  • So the max theoretical throughput would be ~ 240 Mbits/s, right? Which is about what I get when not using the -w flag. – arne.z May 16 '16 at 20:25
  • 1
    Your maximum throughput will be whatever is the maximum throughput on your network media - WiFi, Gig ethernet etc, DSL, Broadband. Latency and Window Size will determine how much of this throughput you are able to use. The higher the latency, the larger the window size required to "fill the pipe" and utilize all your available bandwidth. – Mark Riddell May 16 '16 at 20:30

That's not a shock. These day we automatically tune the amount of RAM assigned to TCP buffers (aka the maximum TCP window size), and by specifying the window size you are turning off the automated tuning.

The flat-topping at around where the bandwidth-delay product would be about 64KB suggests to me that a suitable Window Scale Option isn't being negotiated, therefore the effective TCP buffer is held at 64KB.

As an aside, you have a serious throughput issue if you are only getting 250Mbps between VMs on the same host under the most favourable circumstances. You should make sure you are using paravirtualised virtio network interfaces, and that the VMs are on the same bridge. To reason about network performance you really need to get the best case performance up to the point where hardware is the limitation.

| improve this answer | |
  • Thank you for your answer. I updated my answer with some tcpdump output that includes the window sizes. I am measuring the throughput between two VMs that are located on different physical hosts. – arne.z May 17 '16 at 18:10
  • 2
    The Window Scale Option is negotiated in the packets at the start of the connection (they have the Syn flag set). That's not the packets in your tcpdump. Also note that you can pull that dumped file into Wireshark, and it has some good graphs of window behaviour. – vk5tu May 17 '16 at 23:47
  • Okay, I uploaded the dumped files and added the link to my question. One file captured the traffic with -w option and one file captured the traffic without. I already examined the files in WireShark by myself but still can't figure out what TCP window size was actually used. – arne.z May 19 '16 at 17:38

As Marco mentioned,

Receive window sizes (rwin) will increase and decrease automatically during a TCP session depending on how lossy the connection ends up being. It is therefore possible that when you omit the -w flag from iperf the window size is being dynamically scaled higher than your static values. Remember that maximum theoretical throughput is rwin/delay.

When you consider this and the take TCP Window Scaling into consideration, your 1,024 KB window is considerably lower than the maximum size of 1,073,725,440 bytes (about 1 GB). That's not to say that iperf would reach that size, but it is highly likely it would go well above 1,024 KB when the -w flag isn't specified.

Your best bet is to redo the test and run a packet capture at the same time.
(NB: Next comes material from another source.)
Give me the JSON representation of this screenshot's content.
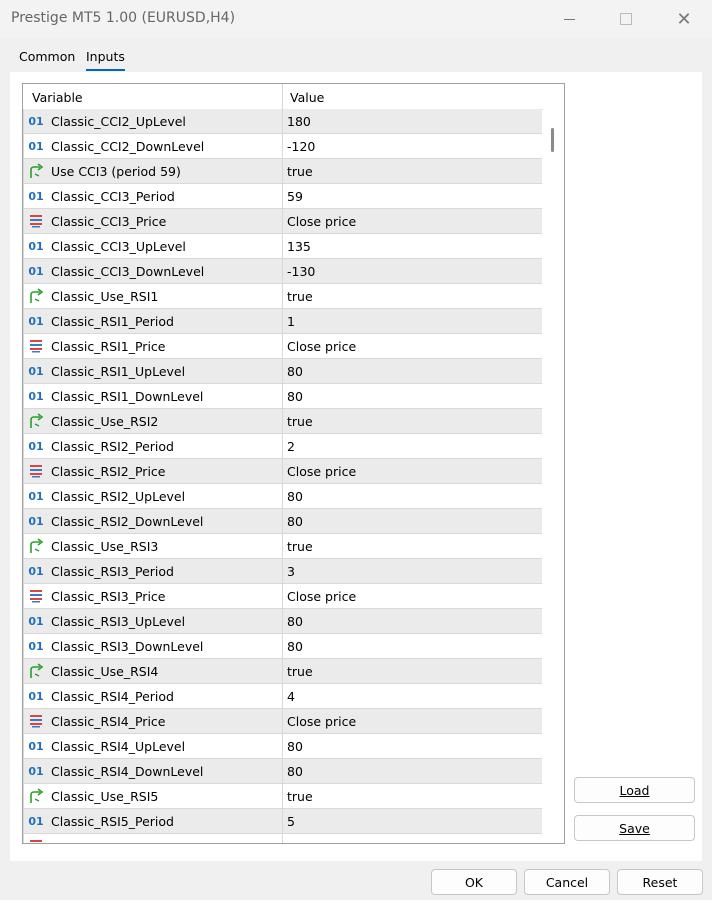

That way you'll be able to see the window size's value.

| improve this answer | |
  • I ran tcpdump and added the output to my question. Without defining the window size in iperf3, tcpdump captures a window size of 229, when defining a window size of 512K or 1024K, the tcpdump captures a window size of 7300. :-/ – arne.z May 17 '16 at 18:08
  • Can you please upload a complete dump Cloud Shark or provide a link to where it can be downloaded? The dump should start before the iperf test begins and end after the iperf test has finished. – OzNetNerd May 19 '16 at 2:16
  • I uploaded two tcpdump files. Hope that also works. One captured the traffic of iperf with the TCP window size set to 1024, the other file captured the traffic without a specified TCP window size. – arne.z May 19 '16 at 17:40

Look at the RTT and CWND to get information about actual runtime window size. Also, use -i 0.1 to get sampled values as these are dynamic. If these values are larger when you're not setting -w, you know the answer, i.e. your -w is too small.

With iperf 2.0.9, -e on the client will give the RTT and CWND (Linux only). Other ways to get these is using tcpdump and tcptrace.

| improve this answer | |

Your Answer

By clicking “Post Your Answer”, you agree to our terms of service, privacy policy and cookie policy

Not the answer you're looking for? Browse other questions tagged or ask your own question.